Visit the Ethel and Christopher J. Abbott Visitor’s Center in Bayard, Nebraska, to see it in person and learn more about the region’s rich history. There’s a viewing area featuring a small Chimney Rock ring-toss game, as well as an interactive museum showcasing the rocky tower in all its magnificence.

7. The Nebraska state quarter features Chimney Rock

The United States Mint launched the 50 States Quarters Program in 1999. To encourage coin collection, the agency issued a series of limited-edition commemorative quarters with artistic tributes to each U.S. state on the backsides. A covered wagon drives through Chimney Rock on Nebraska’s quarter, which was published in 2006.

The design was chosen above representations of the state building in Lincoln, the human figure atop the capitol and Ponca leader Standing Bear [PDF] by then-governor Dave Heineman.

8. Chimney Rock knocked out two nearby attractions when it first appeared in the Oregon Trail video game series

Don Rawitsch, a Minnesota history teacher, and his housemates came up with the idea for Oregon Trail in 1971. However, the first versions omitted any of the topographical sights that genuine emigrants would have encountered along the Oregon Trail. In 1984, a designer named Philip Bouchard was charged with updating the game for the Apple II. He included some real-life natural beauties to increase the appearance. “Chimney Rock was one of the most well-known of them all, therefore it was an unavoidable inclusion,” says the author.

In 2019, Bouchard told the Scottsbluff Star Herald. He removed two equally stunning structures that greeted travellers on the Oregon Trail: Scotts Bluff and Courthouse Rock, in order to spread out the game’s landmarks. Bouchard believed they were “too close to Chimney Rock for me to put them in the game” because they were both in western Nebraska.

9. Today, Chimney Rock is continually deteriorating

In 2019, Bouchard told the Scottsbluff Star Herald. He removed two equally stunning structures that greeted travellers on the Oregon Trail: Scotts Bluff and Courthouse Rock, in order to spread out the game’s landmarks. Bouchard believed they were “too close to Chimney Rock for me to put them in the game” because they were both in western Nebraska.

10. The rock has over 100 names on it 

Hundreds of names have been cut into Chimney Rock’s structure, as numerous pioneers and tourists traversed the region in the early nineteenth century, leaving their imprint in the form of etched names. However, owing to erosion and years of exposure to the changing atmosphere, the graffiti was washed away from the rock layer.

With its image, the ancient Chimney tower also has a currency. The state quarter of Nebraska features Chimney Rock.
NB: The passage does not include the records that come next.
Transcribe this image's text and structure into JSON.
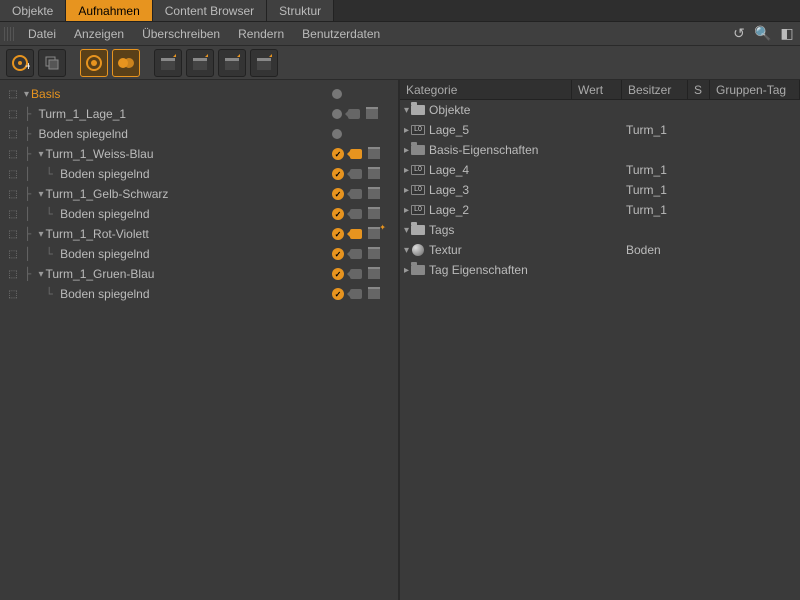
{
  "tabs": [
    "Objekte",
    "Aufnahmen",
    "Content Browser",
    "Struktur"
  ],
  "active_tab": 1,
  "menu": [
    "Datei",
    "Anzeigen",
    "Überschreiben",
    "Rendern",
    "Benutzerdaten"
  ],
  "toolbar": [
    {
      "name": "new-take-icon"
    },
    {
      "name": "duplicate-take-icon"
    },
    {
      "name": "auto-take-icon",
      "active": true
    },
    {
      "name": "override-icon",
      "active": true
    },
    {
      "name": "clapper-1-icon"
    },
    {
      "name": "clapper-2-icon"
    },
    {
      "name": "clapper-3-icon"
    },
    {
      "name": "clapper-4-icon"
    }
  ],
  "tree": [
    {
      "line": "",
      "label": "Basis",
      "root": true,
      "twisty": "▾",
      "status": "dot"
    },
    {
      "line": "├ ",
      "label": "Turm_1_Lage_1",
      "status": "dot-cams"
    },
    {
      "line": "├ ",
      "label": "Boden spiegelnd",
      "status": "dot"
    },
    {
      "line": "├ ",
      "label": "Turm_1_Weiss-Blau",
      "twisty": "▾",
      "status": "check-cam"
    },
    {
      "line": "│  └ ",
      "label": "Boden spiegelnd",
      "status": "check"
    },
    {
      "line": "├ ",
      "label": "Turm_1_Gelb-Schwarz",
      "twisty": "▾",
      "status": "check-cams-dim"
    },
    {
      "line": "│  └ ",
      "label": "Boden spiegelnd",
      "status": "check"
    },
    {
      "line": "├ ",
      "label": "Turm_1_Rot-Violett",
      "twisty": "▾",
      "status": "check-cam-spark"
    },
    {
      "line": "│  └ ",
      "label": "Boden spiegelnd",
      "status": "check"
    },
    {
      "line": "├ ",
      "label": "Turm_1_Gruen-Blau",
      "twisty": "▾",
      "status": "check-cams-dim"
    },
    {
      "line": "   └ ",
      "label": "Boden spiegelnd",
      "status": "check"
    }
  ],
  "right": {
    "headers": [
      "Kategorie",
      "Wert",
      "Besitzer",
      "S",
      "Gruppen-Tag"
    ],
    "rows": [
      {
        "indent": 0,
        "twisty": "▾",
        "icon": "folder-open",
        "label": "Objekte",
        "owner": ""
      },
      {
        "indent": 1,
        "twisty": "▸",
        "icon": "layer",
        "label": "Lage_5",
        "owner": "Turm_1"
      },
      {
        "indent": 2,
        "twisty": "▸",
        "icon": "folder-closed",
        "label": "Basis-Eigenschaften",
        "owner": ""
      },
      {
        "indent": 1,
        "twisty": "▸",
        "icon": "layer",
        "label": "Lage_4",
        "owner": "Turm_1"
      },
      {
        "indent": 1,
        "twisty": "▸",
        "icon": "layer",
        "label": "Lage_3",
        "owner": "Turm_1"
      },
      {
        "indent": 1,
        "twisty": "▸",
        "icon": "layer",
        "label": "Lage_2",
        "owner": "Turm_1"
      },
      {
        "indent": 0,
        "twisty": "▾",
        "icon": "folder-open",
        "label": "Tags",
        "owner": ""
      },
      {
        "indent": 1,
        "twisty": "▾",
        "icon": "sphere",
        "label": "Textur",
        "owner": "Boden"
      },
      {
        "indent": 2,
        "twisty": "▸",
        "icon": "folder-closed",
        "label": "Tag Eigenschaften",
        "owner": ""
      }
    ]
  },
  "colors": {
    "accent": "#e7941f"
  }
}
The coin was chosen by the State Governor in 2006 as a limited-edition coin to honour the state’s historical significance with aesthetic flare.

The Chimney Rock National Park, on the other hand, is a fantastic destination to visit since it is home to some of the most unusual animals, such as the black-footed ferret, bald eagle, and peregrine falcon, and whooping crane. The Chimney Rock plays a vital role in promoting tourism in Nebraska. On their way to Nebraska and Chimney Rock, visitors may stop at a number of other neighbouring parks.